Thus, this was an internal administrative review of the Clinton e-mail operation for the purpose of determining if DOJ employees, including prosecutors, investigators, and executives, adhered to established procedures and policies. Second, the IG does not have the authority to empanel grand juries, bring charges, and so on. The IG is responsible only to conduct an impartial review of available facts, evaluate them in light of agency policy and procedure norms, and present the findings and recommendations – which may or may not be acted on. In short, this was not the same as a “regular” FBI investigation as we know it.
Okay, so what were the key findings? This IG investigation report highlighted the finer points of administrative “discretion” by pointing out there is an important difference between wrongdoing and breaking the law. In keeping with this distinction, perhaps the most critical finding was that, while anti-Trump sentiment was alive and well within the FBI, political bias did not unduly affect the handling of the Clinton e-mail inquiry. How about them apples!
The report subtly distinguishes between “poor, but not unreasonable decision-making”, and “failing to follow standard procedures” behavior with that of “political bias”. Although such atypical actions may deserve a finger-wagging “Naughty! Naughty! ” admonition, the IG found they did not violate the law.
The IG reviewed lotsa stuff such as: who was interviewed by the FBI; how evidence was looked for; how immunity was granted to certain people, and so on. The conclusion was that, overall, these actions, however controversial, were simply judgment calls by the investigators – and not the result of political bias.
What about the decision not to prosecute anyone? Well, the IG wrote he found this was based on the prosecutors’, “assessment of the facts, the law, and past Department practice in cases involving these statutes. …We did not identify evidence of bias or improper considerations. … In key moments, then Director Comey chose to deviate from the FBI’s and the Department’s established procedures and norms and instead engaged in his own subjective, ad hoc decisionmaking.” Naughty! Naughty! He shouldn’t have done that, but neither the “no prosecutions” decision nor his actions were found based on political bias.
Anything else? Well, one of the major concerns in Washington has long been “leaks”, that is, unauthorized release of privileged or classified information to the news media. The report states, “We identified instances where FBI employees improperly received benefits from reporters, including tickets to sporting events, golfing outings, drinks and meals, and admittance to nonpublic social events.” Oh-oh, Naughty! Naughty! Shouldn’t get caught doing that.
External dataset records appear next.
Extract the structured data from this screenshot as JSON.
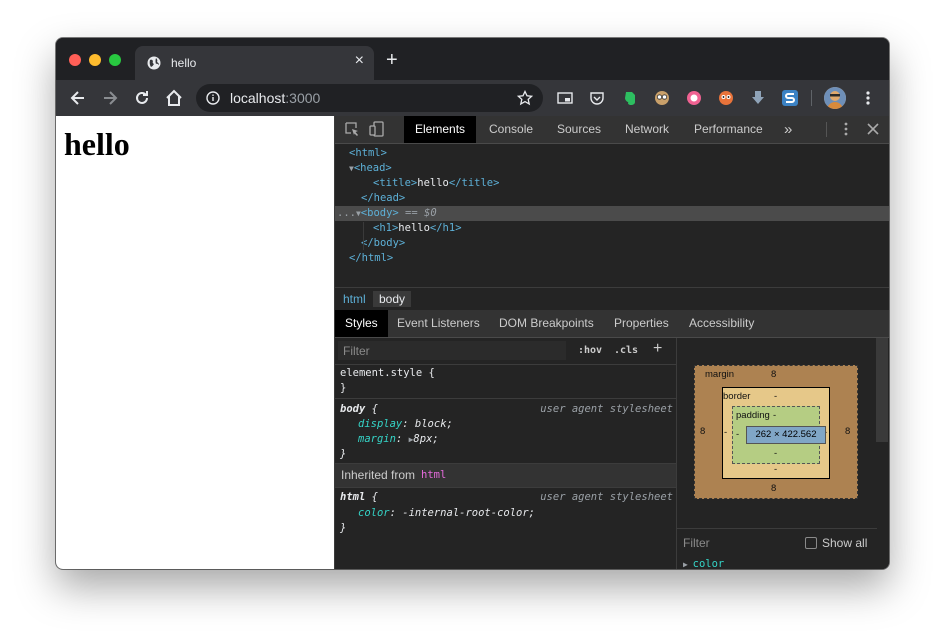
{
  "browser": {
    "tab_title": "hello",
    "url_host": "localhost",
    "url_port": ":3000",
    "new_tab_label": "+",
    "close_tab_label": "×"
  },
  "page": {
    "heading": "hello"
  },
  "devtools": {
    "tabs": [
      "Elements",
      "Console",
      "Sources",
      "Network",
      "Performance"
    ],
    "more_tabs_label": "»",
    "tree": {
      "html_open": "<html>",
      "head_open": "<head>",
      "title_open": "<title>",
      "title_text": "hello",
      "title_close": "</title>",
      "head_close": "</head>",
      "ellipsis": "...",
      "body_open": "<body>",
      "selected_marker": " == $0",
      "h1_open": "<h1>",
      "h1_text": "hello",
      "h1_close": "</h1>",
      "body_close": "</body>",
      "html_close": "</html>"
    },
    "breadcrumbs": [
      "html",
      "body"
    ],
    "subtabs": [
      "Styles",
      "Event Listeners",
      "DOM Breakpoints",
      "Properties",
      "Accessibility"
    ],
    "styles": {
      "filter_placeholder": "Filter",
      "hov": ":hov",
      "cls": ".cls",
      "add": "+",
      "element_style": "element.style {",
      "close_brace": "}",
      "body_selector": "body",
      "open_brace": " {",
      "ua_label": "user agent stylesheet",
      "display_prop": "display",
      "display_val": ": block;",
      "margin_prop": "margin",
      "margin_val": "8px;",
      "inherited_label": "Inherited from ",
      "inherited_tag": "html",
      "html_selector": "html",
      "color_prop": "color",
      "color_val": ": -internal-root-color;"
    },
    "box_model": {
      "margin_label": "margin",
      "margin_top": "8",
      "margin_bottom": "8",
      "margin_left": "8",
      "margin_right": "8",
      "border_label": "border",
      "border_top": "-",
      "border_bottom": "-",
      "border_left": "-",
      "border_right": "-",
      "padding_label": "padding",
      "padding_top": "-",
      "padding_bottom": "-",
      "padding_left": "-",
      "padding_right": "-",
      "content_size": "262 × 422.562",
      "filter_placeholder": "Filter",
      "show_all": "Show all",
      "computed_prop": "color"
    }
  },
  "colors": {
    "selector_tag": "#5db0d7",
    "inherited_tag": "#e56bdc",
    "css_property": "#35d4c7"
  }
}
Folks might get the impression these “goodies” were in exchange for “leaks”.
The IG, however, did nothing to directly recommend discipline or criminal referrals for these possible infractions because they “did not fall under the scope of the investigation.” Regardless, FBI employees reportedly are now carefully avoiding reporters. Perhaps this is in keeping with the current FBI Director’s newly announced training regimen which includes instruction on “… avoiding the appearance of conflicts of interest”.
Well, there’s lots more to this multi-hundred page report, but the bottom line is that the IG found no solid evidence, that is documents or sworn testimony, to substantiate claims investigative decisions were made inappropriately or that political bias influenced conduct of the e-mail inquiry. No “smoking gun.”
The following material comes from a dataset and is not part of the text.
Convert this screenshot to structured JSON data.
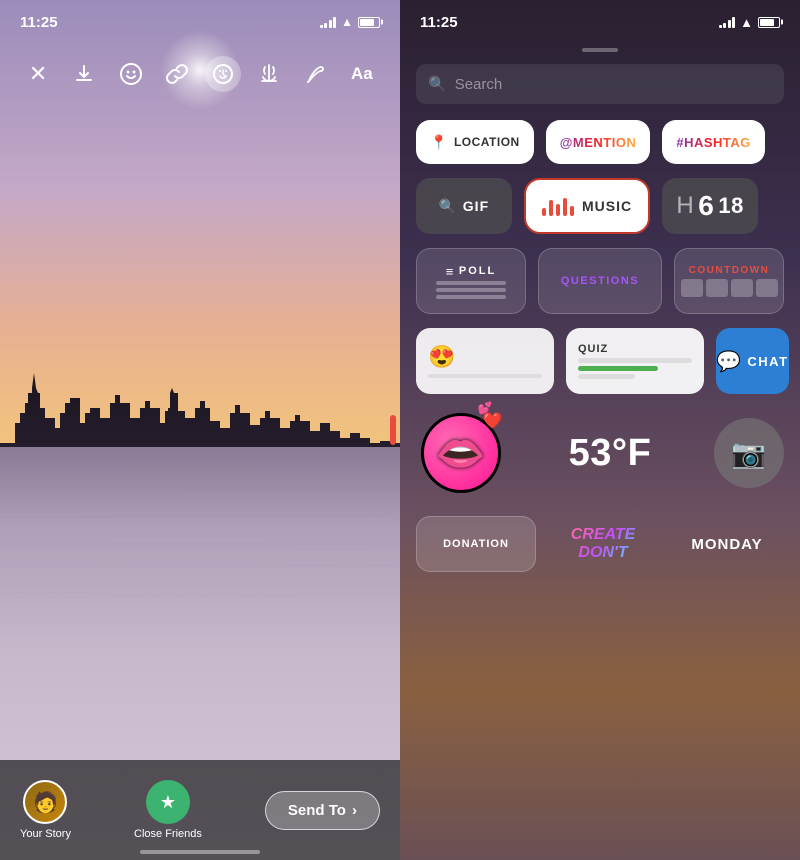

So what are we left with? A carefully written and edited report that tells us almost nothing we didn’t already know – and “findings” that are about what we have come to expect from the “inside the beltway” establishment. At least that’s how it seems to me.
Bill Taylor, a Greene County Daily columnist and area resident, may be contacted at firstname.lastname@example.org.